• **What is required**
Across the whole listing, filter for the string "elit" and copy every line that has it.

Records shown Block Start

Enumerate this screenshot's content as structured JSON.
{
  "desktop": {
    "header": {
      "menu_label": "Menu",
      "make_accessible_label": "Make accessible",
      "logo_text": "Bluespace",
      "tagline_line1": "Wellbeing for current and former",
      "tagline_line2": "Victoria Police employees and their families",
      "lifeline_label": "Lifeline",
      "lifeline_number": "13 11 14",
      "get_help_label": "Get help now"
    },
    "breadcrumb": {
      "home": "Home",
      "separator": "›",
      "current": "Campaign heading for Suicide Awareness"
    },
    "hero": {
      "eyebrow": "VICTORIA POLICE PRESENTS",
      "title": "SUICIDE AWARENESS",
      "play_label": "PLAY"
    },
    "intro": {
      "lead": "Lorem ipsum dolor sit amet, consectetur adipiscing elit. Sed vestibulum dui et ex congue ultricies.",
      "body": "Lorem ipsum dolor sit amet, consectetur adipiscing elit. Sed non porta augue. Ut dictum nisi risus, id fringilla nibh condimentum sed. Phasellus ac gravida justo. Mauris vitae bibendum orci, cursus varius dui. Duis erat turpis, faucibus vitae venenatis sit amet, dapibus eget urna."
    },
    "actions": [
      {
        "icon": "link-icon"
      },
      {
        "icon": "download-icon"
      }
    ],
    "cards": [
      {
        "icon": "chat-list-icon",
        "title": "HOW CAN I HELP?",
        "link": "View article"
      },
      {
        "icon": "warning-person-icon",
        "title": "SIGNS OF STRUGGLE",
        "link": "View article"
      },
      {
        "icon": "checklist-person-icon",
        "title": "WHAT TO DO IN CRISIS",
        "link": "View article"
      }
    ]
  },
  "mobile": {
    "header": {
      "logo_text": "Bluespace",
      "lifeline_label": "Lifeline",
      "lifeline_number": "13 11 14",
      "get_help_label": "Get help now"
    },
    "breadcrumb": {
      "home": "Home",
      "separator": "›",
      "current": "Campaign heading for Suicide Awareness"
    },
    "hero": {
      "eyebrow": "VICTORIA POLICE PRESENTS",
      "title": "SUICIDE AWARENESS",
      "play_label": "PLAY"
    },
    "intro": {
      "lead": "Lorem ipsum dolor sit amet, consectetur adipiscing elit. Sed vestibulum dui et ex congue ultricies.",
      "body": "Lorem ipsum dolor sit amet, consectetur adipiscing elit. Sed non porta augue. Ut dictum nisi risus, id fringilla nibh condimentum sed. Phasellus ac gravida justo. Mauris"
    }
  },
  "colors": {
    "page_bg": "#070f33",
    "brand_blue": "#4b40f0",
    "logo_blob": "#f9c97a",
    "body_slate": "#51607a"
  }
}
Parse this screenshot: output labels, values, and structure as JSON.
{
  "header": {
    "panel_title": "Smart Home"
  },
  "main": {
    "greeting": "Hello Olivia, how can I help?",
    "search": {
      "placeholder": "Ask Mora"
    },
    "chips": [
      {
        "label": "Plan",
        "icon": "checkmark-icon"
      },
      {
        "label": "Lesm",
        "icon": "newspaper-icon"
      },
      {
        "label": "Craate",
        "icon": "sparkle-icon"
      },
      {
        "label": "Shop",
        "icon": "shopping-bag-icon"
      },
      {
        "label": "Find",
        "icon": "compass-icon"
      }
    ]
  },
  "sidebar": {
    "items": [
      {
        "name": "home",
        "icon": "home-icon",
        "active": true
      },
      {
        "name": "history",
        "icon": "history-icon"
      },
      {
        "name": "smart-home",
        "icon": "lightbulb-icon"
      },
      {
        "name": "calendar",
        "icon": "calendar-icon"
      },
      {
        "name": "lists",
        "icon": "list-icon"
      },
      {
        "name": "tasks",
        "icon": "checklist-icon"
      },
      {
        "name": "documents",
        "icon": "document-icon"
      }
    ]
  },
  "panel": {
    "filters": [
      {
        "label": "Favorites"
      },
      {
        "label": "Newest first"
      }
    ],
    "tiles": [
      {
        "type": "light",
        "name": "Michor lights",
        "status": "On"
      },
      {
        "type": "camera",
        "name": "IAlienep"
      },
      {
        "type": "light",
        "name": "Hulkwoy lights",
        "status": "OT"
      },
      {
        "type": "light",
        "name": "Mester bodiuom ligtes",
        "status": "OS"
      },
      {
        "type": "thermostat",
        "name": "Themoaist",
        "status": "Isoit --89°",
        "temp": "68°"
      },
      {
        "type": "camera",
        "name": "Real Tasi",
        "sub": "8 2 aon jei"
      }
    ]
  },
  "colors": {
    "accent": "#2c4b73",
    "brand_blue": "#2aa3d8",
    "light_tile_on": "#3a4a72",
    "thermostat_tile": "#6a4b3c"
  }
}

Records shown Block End

• **Problem solution**
      "lead": "Lorem ipsum dolor sit amet, consectetur adipiscing elit. Sed vestibulum dui et ex congue ultricies.",
      "body": "Lorem ipsum dolor sit amet, consectetur adipiscing elit. Sed non porta augue. Ut dictum nisi risus, id fringilla nibh condimentum sed. Phasellus ac gravida justo. Mauris vitae bibendum orci, cursus varius dui. Duis erat turpis, faucibus vitae venenatis sit amet, dapibus eget urna."
      "lead": "Lorem ipsum dolor sit amet, consectetur adipiscing elit. Sed vestibulum dui et ex congue ultricies.",
      "body": "Lorem ipsum dolor sit amet, consectetur adipiscing elit. Sed non porta augue. Ut dictum nisi risus, id fringilla nibh condimentum sed. Phasellus ac gravida justo. Mauris"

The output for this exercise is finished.